“The Intel 8086 processor (1978) has a complicated instruction set with instructions ranging from one to six bytes long. This raises the question of how the processor knows the length of an instruction.1 The answer is that the 8086 uses an interesting combination of lookup ROMs and microcode to determine how many bytes to use for an instruction. In brief, the ROMs perform enough decoding to figure out if it needs one byte or two. After that, the microcode simply consumes instruction bytes as it needs them. Thus, nothing in the chip explicitly “knows” the length of an instruction. This blog post describes this process in more detail.
The die photo below shows the chip under a microscope. I’ve labeled the key functional blocks; the ones that are important to this post are darker. Architecturally, the chip is partitioned into a Bus Interface Unit (BIU) at the top and an Execution Unit (EU) below. The BIU handles bus and memory activity as well as instruction prefetching, while the Execution Unit (EU) executes the instructions.
The prefetch queue, the loader, and the microcode
The 8086 uses a 6-byte instruction prefetch queue to hold instructions, and this queue will play an important role in this discussion.3 Earlier microprocessors read instructions from memory as they were needed, which could cause the CPU to wait on memory. The 8086, instead, read instructions from memory before they were needed, storing them in the instruction prefetch queue. (You can think of this as a primitive instruction cache.) To execute an instruction, the 8086 took bytes out of the queue one at a time. If the queue ran empty, the processor waited until more instruction bytes were fetched from memory into the queue.
A circuit called the loader handles the interaction between the prefetch queue and instruction execution. The loader is a small state machine that provides control signals to the rest of the execution circuitry. The loader gets the first byte of an instruction from the prefetch queue and issues a signal FC (First Clock) that starts execution of the instruction.
At this point, the Group Decode ROM performs the first stage of instruction decoding, classifying the instruction into various categories based on the opcode byte. Most of the 8086’s instructions are implemented in microcode. However, a few instructions are so simple that they are implemented with logic circuits. For example, the CLC (Clear Carry) instruction clears the carry flag directly. The Group Decode ROM categorizes these instructions as 1BL (one-byte, implemented in logic). The loader responds by issuing an SC (Second Clock) signal to wrap up execution and start the next instruction. Thus, these simple instructions take two clock cycles.
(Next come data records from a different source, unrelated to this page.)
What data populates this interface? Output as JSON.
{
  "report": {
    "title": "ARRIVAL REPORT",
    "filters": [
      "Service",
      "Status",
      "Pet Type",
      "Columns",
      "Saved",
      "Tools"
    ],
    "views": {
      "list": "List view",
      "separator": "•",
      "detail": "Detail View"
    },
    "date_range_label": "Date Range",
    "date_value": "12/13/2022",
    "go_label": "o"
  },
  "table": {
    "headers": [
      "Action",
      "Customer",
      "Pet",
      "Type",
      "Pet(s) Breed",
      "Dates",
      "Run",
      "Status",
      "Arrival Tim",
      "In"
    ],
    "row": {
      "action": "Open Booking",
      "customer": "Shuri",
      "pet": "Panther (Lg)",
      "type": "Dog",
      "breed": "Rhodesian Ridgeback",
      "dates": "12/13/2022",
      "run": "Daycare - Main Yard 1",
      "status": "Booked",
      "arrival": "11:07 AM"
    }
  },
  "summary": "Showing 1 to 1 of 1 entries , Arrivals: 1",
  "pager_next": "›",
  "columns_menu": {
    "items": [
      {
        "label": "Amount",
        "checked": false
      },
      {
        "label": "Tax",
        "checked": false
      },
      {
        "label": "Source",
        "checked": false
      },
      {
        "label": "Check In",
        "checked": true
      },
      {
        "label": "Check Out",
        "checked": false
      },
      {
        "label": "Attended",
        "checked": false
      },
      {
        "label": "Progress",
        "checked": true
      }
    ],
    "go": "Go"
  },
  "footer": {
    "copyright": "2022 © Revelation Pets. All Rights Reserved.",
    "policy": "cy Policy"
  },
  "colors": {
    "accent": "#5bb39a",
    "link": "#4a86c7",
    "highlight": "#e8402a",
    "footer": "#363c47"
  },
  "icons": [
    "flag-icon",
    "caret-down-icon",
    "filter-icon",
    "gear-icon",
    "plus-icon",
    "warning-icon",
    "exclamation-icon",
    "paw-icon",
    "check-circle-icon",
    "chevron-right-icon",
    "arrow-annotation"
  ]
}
The 8086 has various prefix bytes that can be put in front of an instruction to change its behavior. For instance, a segment prefix changes the memory segment that the instruction uses. A LOCK prefix locks the bus during the next instruction. The Group Decode ROM detects a prefix and outputs a prefix signal. This causes the prefix to be handled in logic, rather than microcode, similar to the 1BL instructions. Thus, a prefix also takes one byte and two clock cycles.
The remaining instructions are handled by microcode.2 Let’s start with a one-byte instruction such as INC AX, which increments the AX register. As before, the loader gets the instruction byte from the prefix queue. The Group Decode ROM determines that this instruction is implemented in microcode and can start after one byte, so the microcode engine starts running. The microcode below handles the increment and decrement instructions. It moves the appropriate register, indicated by M to the ALU’s temporary B register. It puts the incremented or decremented result (Σ) back into the register (M). RNI tells the loader to run the next instruction. With two micro-instruction, this instruction takes two clock cycles.”